▶ _Required action_:
A faithful copy of the data is the goal; set it down exactly, without the images.

-------- Supplied material --------

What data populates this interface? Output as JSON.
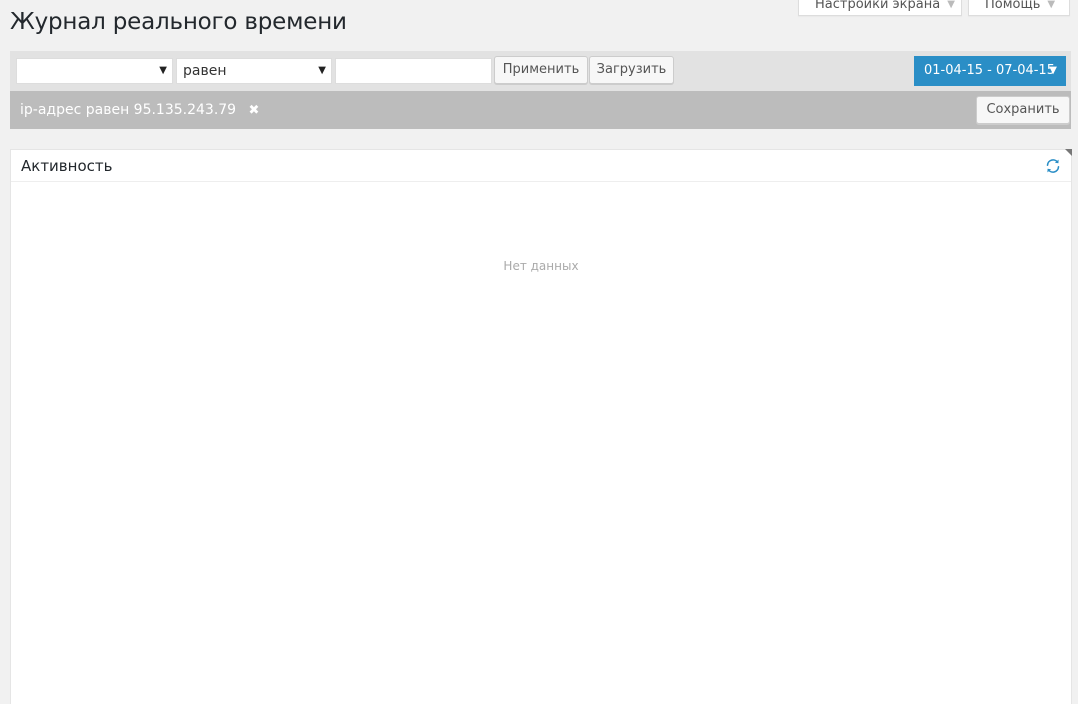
{
  "screen_meta": {
    "screen_options_label": "Настройки экрана",
    "help_label": "Помощь"
  },
  "page_title": "Журнал реального времени",
  "filter_bar": {
    "field_select_value": "",
    "operator_select_value": "равен",
    "value_input_value": "",
    "apply_label": "Применить",
    "load_label": "Загрузить",
    "date_range": "01-04-15 - 07-04-15"
  },
  "active_filter": {
    "text": "ip-адрес равен 95.135.243.79",
    "save_label": "Сохранить"
  },
  "activity_panel": {
    "title": "Активность",
    "empty_text": "Нет данных"
  },
  "colors": {
    "accent": "#2a8ec6",
    "filter_tag_bg": "#bcbcbc"
  }
}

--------

▶ _Task response_:
What data populates this interface? Output as JSON.
{
  "screen_meta": {
    "screen_options_label": "Настройки экрана",
    "help_label": "Помощь"
  },
  "page_title": "Журнал реального времени",
  "filter_bar": {
    "field_select_value": "",
    "operator_select_value": "равен",
    "value_input_value": "",
    "apply_label": "Применить",
    "load_label": "Загрузить",
    "date_range": "01-04-15 - 07-04-15"
  },
  "active_filter": {
    "text": "ip-адрес равен 95.135.243.79",
    "save_label": "Сохранить"
  },
  "activity_panel": {
    "title": "Активность",
    "empty_text": "Нет данных"
  },
  "colors": {
    "accent": "#2a8ec6",
    "filter_tag_bg": "#bcbcbc"
  }
}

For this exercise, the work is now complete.